A cacophony of Western lawmakers and media figures have called on their leaders to institute a no-fly zone over Ukraine, notwithstanding the risks of sparking a war between NATO and Russia. President Putin stressed last week that Moscow would see any attempt to set up a no-fly zone as “participation of the respective country in an armed conflict.”
Any effort to institute a no-fly zone over Ukraine would require approval from the United Nations Security Council, and the only alternative is war with Russia, European Union military committee chairman Claudio Graziano has said.
“The decision can only be taken by the UN, as was the case in Libya. In the current case, without such a decision from the UN, it would constitute an act of war against Russia,” Graziano told Italy’s Corriere della Sera newspaper on Monday.
The general praised Western sanctions against Russia, calling them a “dutiful, extraordinary and unanimous response” to Moscow’s military operation in Ukraine, and emphasizing that “their impact will increase over time.” He admitted that the restrictions will “undoubtedly also have a very high cost for those who applied them – such as Italy, which over the years has not diversified their energy supply.” Graziano promised that the European Union would achieve full rapid deployment capacity of 5,000 troops by 2025, and that a common European defence force of “at least 60,000 troops, usable up to 6,000 km beyond European borders,” was in the offing. The general also called on EU nations to optimize military spending, saying the bloc’s annual 230 billion euros in outlays includes up to 100 billion euros in waste caused by duplication of systems and the loss of economies of scale.
No-Fly Zones: A Brief History
The US and its NATO allies have used no-fly zones three times since the end of the Cold War, targeting Iraq, Bosnia and Libya. The no-fly zone instituted over Iraq between 1991 and 2003 was implemented unilaterally by the US and its allies, and did not receive approval from the UN, which called them “illegal.” The no-fly zone was repeatedly used by coalition forces to attack ground targets, with Baghdad estimating that some 1,400 Iraqi civilians were killed in US and British strikes through the 12 years the zone was implemented. Between 1993 and 1995, NATO aircraft implemented a UN-authorized no-fly zone over Bosnia. The Western alliance used the authorization to carry out airstrikes against hundreds of targets, including Serbian forces, but also civilian infrastructure such as waterworks, bridges, hospitals and television and radio broadcast facilities, killing over 150 civilians and polluting the region with depleted uranium.

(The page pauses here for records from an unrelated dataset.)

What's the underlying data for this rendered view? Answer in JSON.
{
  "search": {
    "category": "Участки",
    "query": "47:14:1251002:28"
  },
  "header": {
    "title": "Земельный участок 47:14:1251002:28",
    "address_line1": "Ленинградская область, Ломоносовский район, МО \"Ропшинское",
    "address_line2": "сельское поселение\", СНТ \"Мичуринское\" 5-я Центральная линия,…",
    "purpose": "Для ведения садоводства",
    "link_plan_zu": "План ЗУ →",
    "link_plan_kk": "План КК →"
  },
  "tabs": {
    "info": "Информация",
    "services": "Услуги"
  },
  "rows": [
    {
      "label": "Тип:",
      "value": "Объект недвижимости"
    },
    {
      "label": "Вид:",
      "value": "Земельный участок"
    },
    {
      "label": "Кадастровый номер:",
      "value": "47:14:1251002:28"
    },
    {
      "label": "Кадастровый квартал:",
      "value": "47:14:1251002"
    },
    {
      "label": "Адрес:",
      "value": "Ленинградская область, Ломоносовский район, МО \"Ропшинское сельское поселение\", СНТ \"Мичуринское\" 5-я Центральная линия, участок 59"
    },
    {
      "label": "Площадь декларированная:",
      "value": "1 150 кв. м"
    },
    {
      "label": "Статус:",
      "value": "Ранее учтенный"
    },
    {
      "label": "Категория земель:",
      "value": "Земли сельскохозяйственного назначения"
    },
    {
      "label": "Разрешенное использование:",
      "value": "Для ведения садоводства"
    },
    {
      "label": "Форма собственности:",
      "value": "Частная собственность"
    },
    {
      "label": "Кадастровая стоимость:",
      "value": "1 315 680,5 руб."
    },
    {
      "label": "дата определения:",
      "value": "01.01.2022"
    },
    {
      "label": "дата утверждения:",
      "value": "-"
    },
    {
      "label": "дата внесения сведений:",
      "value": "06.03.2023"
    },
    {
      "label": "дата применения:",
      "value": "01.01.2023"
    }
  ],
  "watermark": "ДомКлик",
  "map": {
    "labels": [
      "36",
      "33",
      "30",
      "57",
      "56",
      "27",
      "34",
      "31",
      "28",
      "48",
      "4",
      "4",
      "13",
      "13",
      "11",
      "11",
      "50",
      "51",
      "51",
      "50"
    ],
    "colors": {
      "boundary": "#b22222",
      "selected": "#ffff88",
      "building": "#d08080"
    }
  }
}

In March 2011, the United Nations Security Council approved the creation of a no-fly zone over Libya –with Russia, China, India, Brazil and Germany abstaining from the vote after receiving assurances that the measure would be solely aimed at preventing attacks against civilian targets by the Libyan government. Instead, the resolution was used by the US and its NATO and Gulf allies to bomb Libyan government forces with impunity. Vladimir Putin, who was serving as Russia’s prime minister at the time, called the resolution authorizing the no-fly zone “defective and flawed,” and suggested that “it resembles medieval calls for crusades. ”The campaign of NATO bombings succeeded, Gaddafi was overthrown and tortured to death by rebels, and Libya was turned into a failed state rife with open-air slave markets and terrorist activity.
President Putin commented on the issue of a possible NATO no-fly zone over Ukraine in no uncertain terms last week, warning that “any movement in this direction will be considered by us as participation of the respective country in an armed conflict.” Imposing such a zone would have “colossal and catastrophic consequences not only for Europe but also the whole world,” Putin said.